5. “[N]ationwide injunctions allow non-parties to slip the bonds of” ripeness and mootness as well, “as a single plaintiff who obtains nationwide relief has done so on behalf of innumerable non-parties whose claims may very well have been premature or long stale.”
6. The means to obtain nationwide relief exist in Rule 23(b)(2), which is grounded in equity practice and provides due process protections for absent parties not present in nationwide injunctions.

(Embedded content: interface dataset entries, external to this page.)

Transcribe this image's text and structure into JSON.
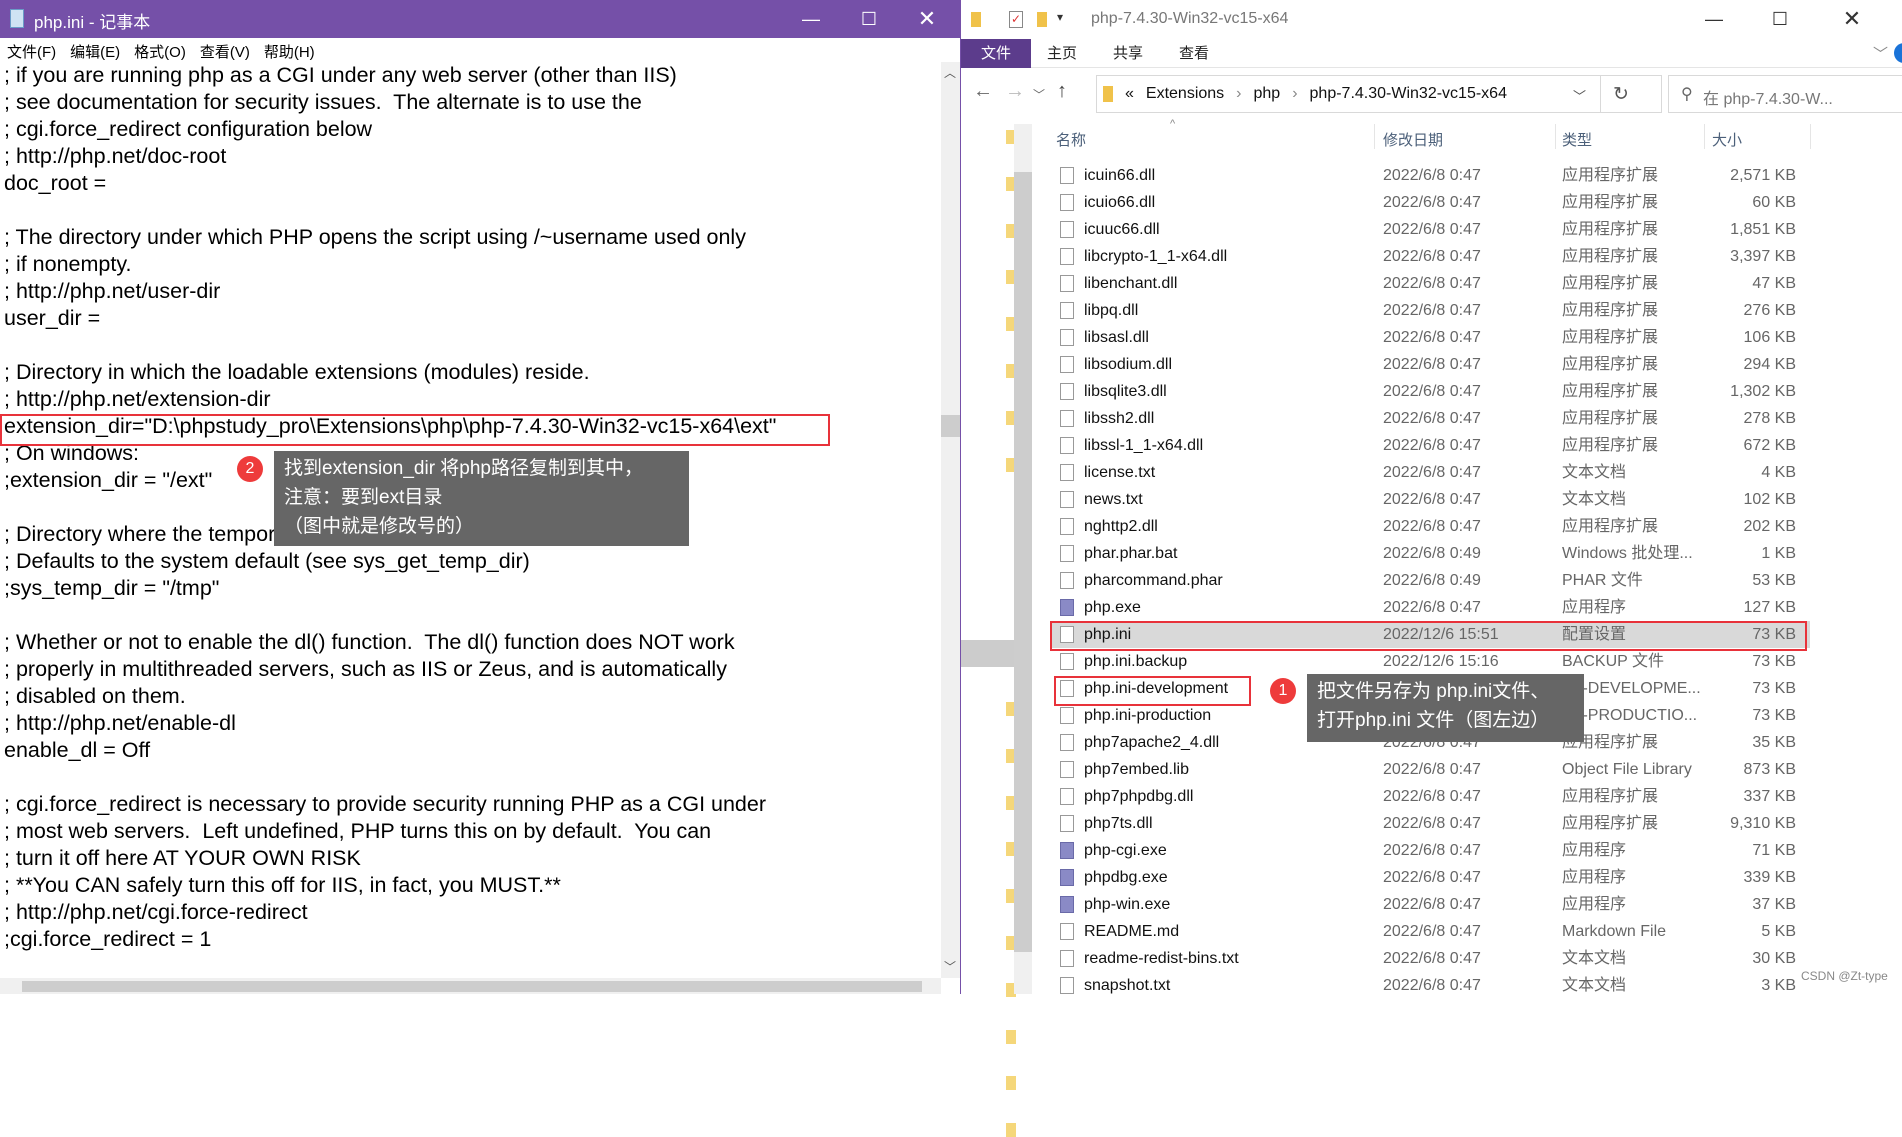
{
  "notepad": {
    "title": "php.ini - 记事本",
    "menu": [
      "文件(F)",
      "编辑(E)",
      "格式(O)",
      "查看(V)",
      "帮助(H)"
    ],
    "lines": [
      "; if you are running php as a CGI under any web server (other than IIS)",
      "; see documentation for security issues.  The alternate is to use the",
      "; cgi.force_redirect configuration below",
      "; http://php.net/doc-root",
      "doc_root =",
      "",
      "; The directory under which PHP opens the script using /~username used only",
      "; if nonempty.",
      "; http://php.net/user-dir",
      "user_dir =",
      "",
      "; Directory in which the loadable extensions (modules) reside.",
      "; http://php.net/extension-dir",
      "extension_dir=\"D:\\phpstudy_pro\\Extensions\\php\\php-7.4.30-Win32-vc15-x64\\ext\"",
      "; On windows:",
      ";extension_dir = \"/ext\"",
      "",
      "; Directory where the temporary files should be placed.",
      "; Defaults to the system default (see sys_get_temp_dir)",
      ";sys_temp_dir = \"/tmp\"",
      "",
      "; Whether or not to enable the dl() function.  The dl() function does NOT work",
      "; properly in multithreaded servers, such as IIS or Zeus, and is automatically",
      "; disabled on them.",
      "; http://php.net/enable-dl",
      "enable_dl = Off",
      "",
      "; cgi.force_redirect is necessary to provide security running PHP as a CGI under",
      "; most web servers.  Left undefined, PHP turns this on by default.  You can",
      "; turn it off here AT YOUR OWN RISK",
      "; **You CAN safely turn this off for IIS, in fact, you MUST.**",
      "; http://php.net/cgi.force-redirect",
      ";cgi.force_redirect = 1"
    ]
  },
  "annotation2": {
    "badge": "2",
    "lines": [
      "找到extension_dir 将php路径复制到其中，",
      "注意：要到ext目录",
      "（图中就是修改号的）"
    ]
  },
  "annotation1": {
    "badge": "1",
    "lines": [
      "把文件另存为 php.ini文件、",
      "打开php.ini 文件（图左边）"
    ]
  },
  "explorer": {
    "title": "php-7.4.30-Win32-vc15-x64",
    "ribbon_tabs": [
      "文件",
      "主页",
      "共享",
      "查看"
    ],
    "breadcrumb": [
      "«",
      "Extensions",
      "php",
      "php-7.4.30-Win32-vc15-x64"
    ],
    "search_placeholder": "在 php-7.4.30-W...",
    "columns": [
      "名称",
      "修改日期",
      "类型",
      "大小"
    ],
    "files": [
      [
        "icuin66.dll",
        "2022/6/8 0:47",
        "应用程序扩展",
        "2,571 KB",
        "dll"
      ],
      [
        "icuio66.dll",
        "2022/6/8 0:47",
        "应用程序扩展",
        "60 KB",
        "dll"
      ],
      [
        "icuuc66.dll",
        "2022/6/8 0:47",
        "应用程序扩展",
        "1,851 KB",
        "dll"
      ],
      [
        "libcrypto-1_1-x64.dll",
        "2022/6/8 0:47",
        "应用程序扩展",
        "3,397 KB",
        "dll"
      ],
      [
        "libenchant.dll",
        "2022/6/8 0:47",
        "应用程序扩展",
        "47 KB",
        "dll"
      ],
      [
        "libpq.dll",
        "2022/6/8 0:47",
        "应用程序扩展",
        "276 KB",
        "dll"
      ],
      [
        "libsasl.dll",
        "2022/6/8 0:47",
        "应用程序扩展",
        "106 KB",
        "dll"
      ],
      [
        "libsodium.dll",
        "2022/6/8 0:47",
        "应用程序扩展",
        "294 KB",
        "dll"
      ],
      [
        "libsqlite3.dll",
        "2022/6/8 0:47",
        "应用程序扩展",
        "1,302 KB",
        "dll"
      ],
      [
        "libssh2.dll",
        "2022/6/8 0:47",
        "应用程序扩展",
        "278 KB",
        "dll"
      ],
      [
        "libssl-1_1-x64.dll",
        "2022/6/8 0:47",
        "应用程序扩展",
        "672 KB",
        "dll"
      ],
      [
        "license.txt",
        "2022/6/8 0:47",
        "文本文档",
        "4 KB",
        "txt"
      ],
      [
        "news.txt",
        "2022/6/8 0:47",
        "文本文档",
        "102 KB",
        "txt"
      ],
      [
        "nghttp2.dll",
        "2022/6/8 0:47",
        "应用程序扩展",
        "202 KB",
        "dll"
      ],
      [
        "phar.phar.bat",
        "2022/6/8 0:49",
        "Windows 批处理...",
        "1 KB",
        "bat"
      ],
      [
        "pharcommand.phar",
        "2022/6/8 0:49",
        "PHAR 文件",
        "53 KB",
        "file"
      ],
      [
        "php.exe",
        "2022/6/8 0:47",
        "应用程序",
        "127 KB",
        "php"
      ],
      [
        "php.ini",
        "2022/12/6 15:51",
        "配置设置",
        "73 KB",
        "ini"
      ],
      [
        "php.ini.backup",
        "2022/12/6 15:16",
        "BACKUP 文件",
        "73 KB",
        "file"
      ],
      [
        "php.ini-development",
        "2022/6/8 0:47",
        "INI-DEVELOPME...",
        "73 KB",
        "file"
      ],
      [
        "php.ini-production",
        "2022/6/8 0:47",
        "INI-PRODUCTIO...",
        "73 KB",
        "file"
      ],
      [
        "php7apache2_4.dll",
        "2022/6/8 0:47",
        "应用程序扩展",
        "35 KB",
        "dll"
      ],
      [
        "php7embed.lib",
        "2022/6/8 0:47",
        "Object File Library",
        "873 KB",
        "lib"
      ],
      [
        "php7phpdbg.dll",
        "2022/6/8 0:47",
        "应用程序扩展",
        "337 KB",
        "dll"
      ],
      [
        "php7ts.dll",
        "2022/6/8 0:47",
        "应用程序扩展",
        "9,310 KB",
        "dll"
      ],
      [
        "php-cgi.exe",
        "2022/6/8 0:47",
        "应用程序",
        "71 KB",
        "php"
      ],
      [
        "phpdbg.exe",
        "2022/6/8 0:47",
        "应用程序",
        "339 KB",
        "php"
      ],
      [
        "php-win.exe",
        "2022/6/8 0:47",
        "应用程序",
        "37 KB",
        "php"
      ],
      [
        "README.md",
        "2022/6/8 0:47",
        "Markdown File",
        "5 KB",
        "md"
      ],
      [
        "readme-redist-bins.txt",
        "2022/6/8 0:47",
        "文本文档",
        "30 KB",
        "txt"
      ],
      [
        "snapshot.txt",
        "2022/6/8 0:47",
        "文本文档",
        "3 KB",
        "txt"
      ]
    ],
    "selected_file": "php.ini"
  },
  "watermark": "CSDN @Zt-type",
  "colors": {
    "notepad_titlebar": "#7550a8",
    "ribbon_file_tab": "#5c3c8c",
    "highlight_box": "#e8323a",
    "tooltip": "#666666",
    "badge": "#ee3b3b"
  }
}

7. In addition to the limits of judicial power, nationwide injunctions are bad public policy, failing to respect the boundaries and wisdom of coordinate courts (which might reach different outcomes), “limit[ing] dialogue in the lower courts [and] favoring quick and uniform answers to the more deliberate—and likely more accurate—method of doctrinal development that is intended under our judiciary’s very design.”
8. Nationwide injunctions also “promote sprints to the courthouse and rushed judicial decisionmaking, often under immense time pressure, based on expedited briefing, and in the absence of a factual record,” upend executive power, and demand urgent resort to the Courts of Appeals and Supreme Court.
9. Nationwide injunctions turn the structure of the federal judiciary upside-down, giving individual district court orders priority over other district courts and even Courts of Appeals.
10. Nationwide injunctions expose the federal judiciary to politicization, encouraging forum-shopping for compatible judges.
The panel majority also specifically rejects the compromise that the Second Circuit worked out, an injunction limited to the geographic boundaries of the circuit: “A geographically-limited injunction suffers from the same infirmities as a nationwide injunction, albeit on a smaller scale, i.e., it protects non-parties and purports to decide a general question of law rather than a specific dispute.”
In dissent, Judge King – in addition to disagreeing on the merits of the rule – notes that the argument about nationwide injunctions is dicta and that while “a nationwide preliminary injunction is a strong remedy … district courts are entitled to wide discretion in fashioning injunctive relief.”